June

Center for Not-For-Profit Organizations Introduces the Community of Practice

News Story: June 20, 2013

On Thursday, May 30, Sacred Heart University’s Center for Not-For-Profit Organizations (NFP) hosted a Community of Practice breakfast and discussion. The Community of Practice brought together not-for-profit leaders and NFP Center representatives in a forum to discuss issues that confront and challenge not-for-profit organizations.

John Chalykoff, dean of the John F. College of Business, gave opening remarks on the importance of the Community of Practice to Sacred Heart as it moves towards a greater emphasis on service learning for its students. He noted the Center has provided over 150 consulting projects to Not- for -Profit organizations in the area.  “It is an expression of our mission,” he said.

Facilitating the discussion was Robert Trefry, former President of Bridgeport Hospital, who helped identify ways Sacred Heart could support not-for- profit organizations in fulfilling their missions. The discussion covered an array of topics including the major challenges not-for-profits are facing, steps being taking to adapt and operate in today’s changing economic environment and what the future holds for these organizations.

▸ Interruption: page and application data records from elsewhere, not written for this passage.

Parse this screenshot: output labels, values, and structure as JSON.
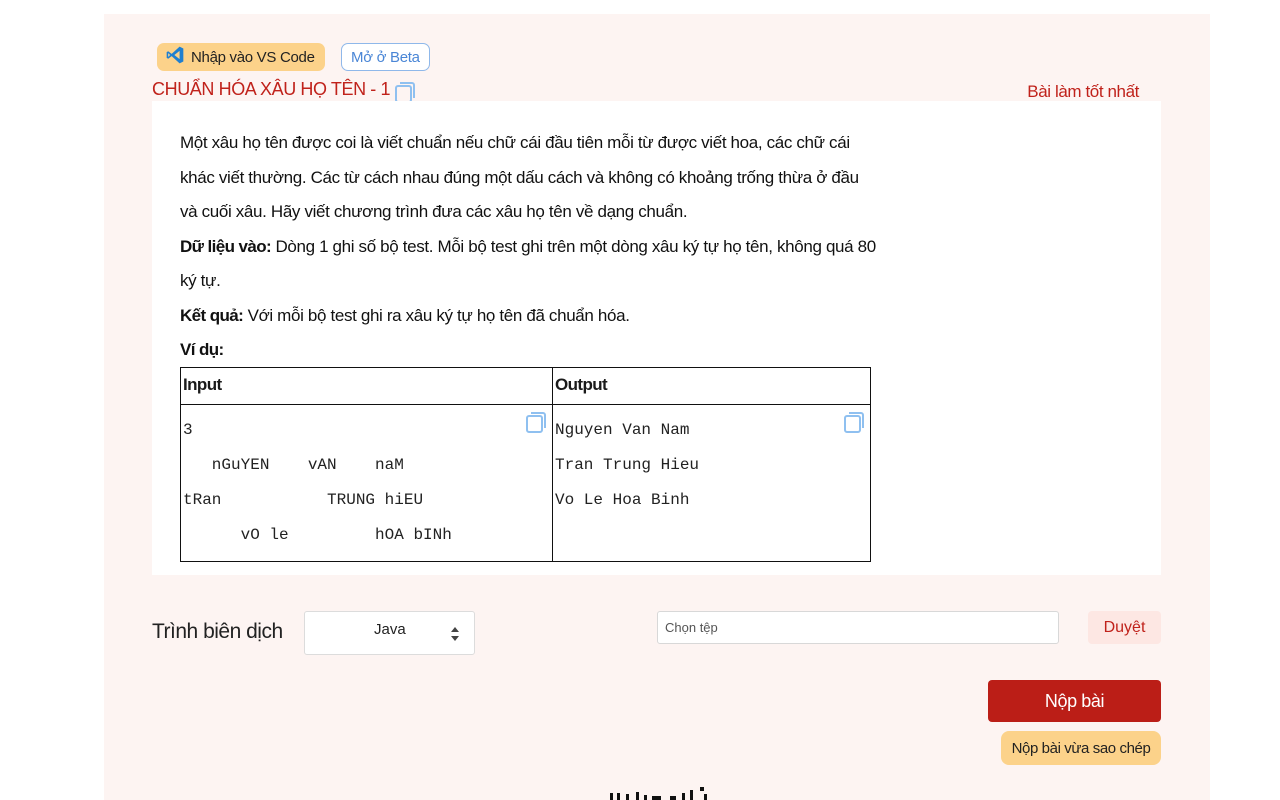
{
  "header": {
    "vscode_button": "Nhập vào VS Code",
    "beta_button": "Mở ở Beta",
    "title": "CHUẨN HÓA XÂU HỌ TÊN - 1",
    "best_submission": "Bài làm tốt nhất"
  },
  "problem": {
    "paragraph1": "Một xâu họ tên được coi là viết chuẩn nếu chữ cái đầu tiên mỗi từ được viết hoa, các chữ cái khác viết thường. Các từ cách nhau đúng một dấu cách và không có khoảng trống thừa ở đầu và cuối xâu. Hãy viết chương trình đưa các xâu họ tên về dạng chuẩn.",
    "input_label": "Dữ liệu vào:",
    "input_text": " Dòng 1 ghi số bộ test. Mỗi bộ test ghi trên một dòng xâu ký tự họ tên, không quá 80 ký tự.",
    "output_label": "Kết quả:",
    "output_text": " Với mỗi bộ test ghi ra xâu ký tự họ tên đã chuẩn hóa.",
    "example_label": "Ví dụ:"
  },
  "example": {
    "headers": [
      "Input",
      "Output"
    ],
    "input": "3\n   nGuYEN    vAN    naM\ntRan           TRUNG hiEU\n      vO le         hOA bINh",
    "output": "Nguyen Van Nam\nTran Trung Hieu\nVo Le Hoa Binh"
  },
  "submit": {
    "compiler_label": "Trình biên dịch",
    "compiler_value": "Java",
    "file_placeholder": "Chọn tệp",
    "browse_button": "Duyệt",
    "submit_button": "Nộp bài",
    "submit_copied_button": "Nộp bài vừa sao chép"
  },
  "colors": {
    "accent": "#bb1e17",
    "title_red": "#c0221b",
    "yellow": "#fcd28a",
    "background": "#fdf4f2",
    "copy_icon_blue": "#8fc0f0"
  },
  "icons": {
    "vscode": "vscode-icon",
    "copy": "copy-icon",
    "select_arrows": "sort-arrows-icon"
  }
}
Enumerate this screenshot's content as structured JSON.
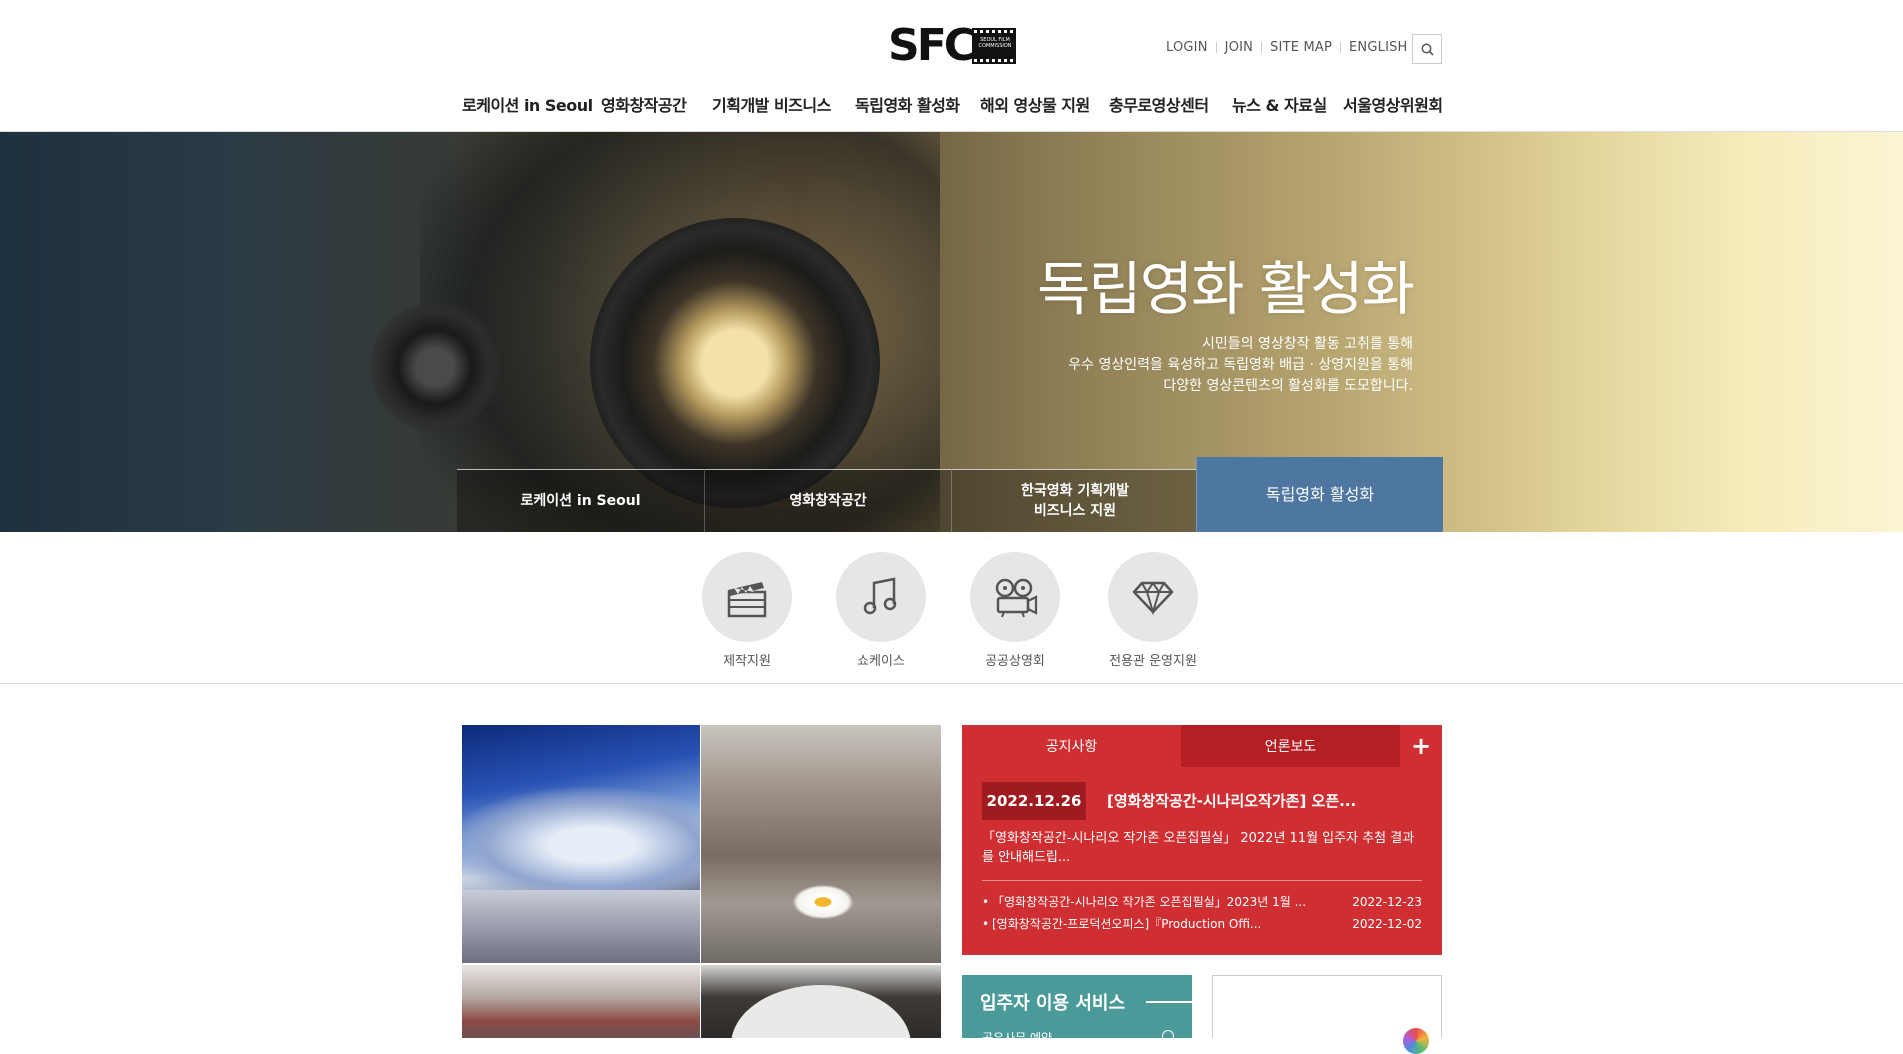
{
  "header": {
    "logo_text": "SFC",
    "logo_sub": "SEOUL FILM COMMISSION",
    "util_links": [
      "LOGIN",
      "JOIN",
      "SITE MAP",
      "ENGLISH"
    ],
    "search_icon": "search-icon"
  },
  "gnb": {
    "items": [
      "로케이션 in Seoul",
      "영화창작공간",
      "기획개발 비즈니스",
      "독립영화 활성화",
      "해외 영상물 지원",
      "충무로영상센터",
      "뉴스 & 자료실",
      "서울영상위원회"
    ]
  },
  "hero": {
    "title": "독립영화 활성화",
    "desc_lines": [
      "시민들의 영상창작 활동 고취를 통해",
      "우수 영상인력을 육성하고 독립영화 배급 · 상영지원을 통해",
      "다양한 영상콘텐츠의 활성화를 도모합니다."
    ],
    "tabs": [
      "로케이션 in Seoul",
      "영화창작공간",
      "한국영화 기획개발\n비즈니스 지원",
      "독립영화 활성화"
    ],
    "active_tab": 3
  },
  "services": [
    {
      "label": "제작지원",
      "icon": "clapperboard-icon"
    },
    {
      "label": "쇼케이스",
      "icon": "music-note-icon"
    },
    {
      "label": "공공상영회",
      "icon": "film-projector-icon"
    },
    {
      "label": "전용관 운영지원",
      "icon": "diamond-icon"
    }
  ],
  "board": {
    "tabs": [
      "공지사항",
      "언론보도"
    ],
    "more_label": "+",
    "featured": {
      "date": "2022.12.26",
      "title": "[영화창작공간-시나리오작가존] 오픈...",
      "summary": "「영화창작공간-시나리오 작가존 오픈집필실」 2022년 11월 입주자 추첨 결과 를 안내해드립..."
    },
    "items": [
      {
        "title": "「영화창작공간-시나리오 작가존 오픈집필실」2023년 1월 ...",
        "date": "2022-12-23"
      },
      {
        "title": "[영화창작공간-프로덕션오피스]『Production Offi...",
        "date": "2022-12-02"
      }
    ]
  },
  "service_box": {
    "title": "입주자 이용 서비스",
    "item": "공유사무 예약"
  },
  "colors": {
    "board_red": "#cf2f32",
    "board_dark_red": "#b51f24",
    "active_tab_blue": "#4d77a0",
    "service_teal": "#4b9a9a"
  }
}
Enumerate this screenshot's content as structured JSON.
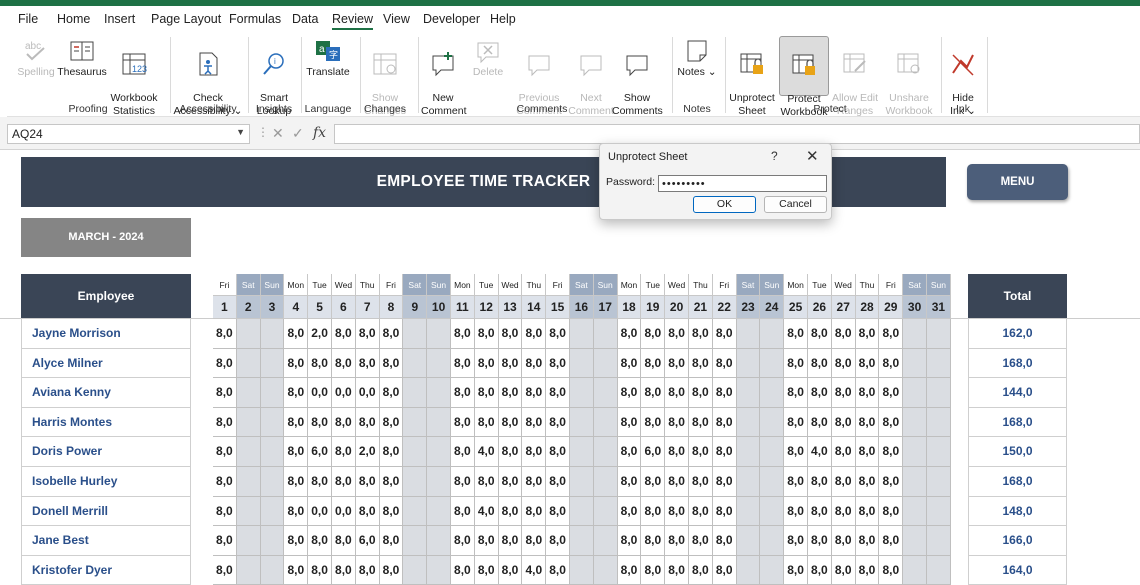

“We heard loud and clear from these leaders that not-for-profit organizations are facing new challenges. Our goal is that by working together, we can identify and implement solutions to these issues,” said Jack Lett, chairman of the NFP Center’s Advisory Board.

The Community of Practice will meet again in the fall and begin to form an action plan to work together to strengthen our communities.

The Center for Not-For-Profit Organizations works to provide Sacred Heart students with opportunities to apply their experience, knowledge and skills while serving the greater needs of the community. John J. Petillo, president of Sacred Heart, notes that the students provide a valuable service addressing issues central to the long-term viability and effectiveness of not-for-profits, while being exposed to “realities of life that transcend the formal academic experience.”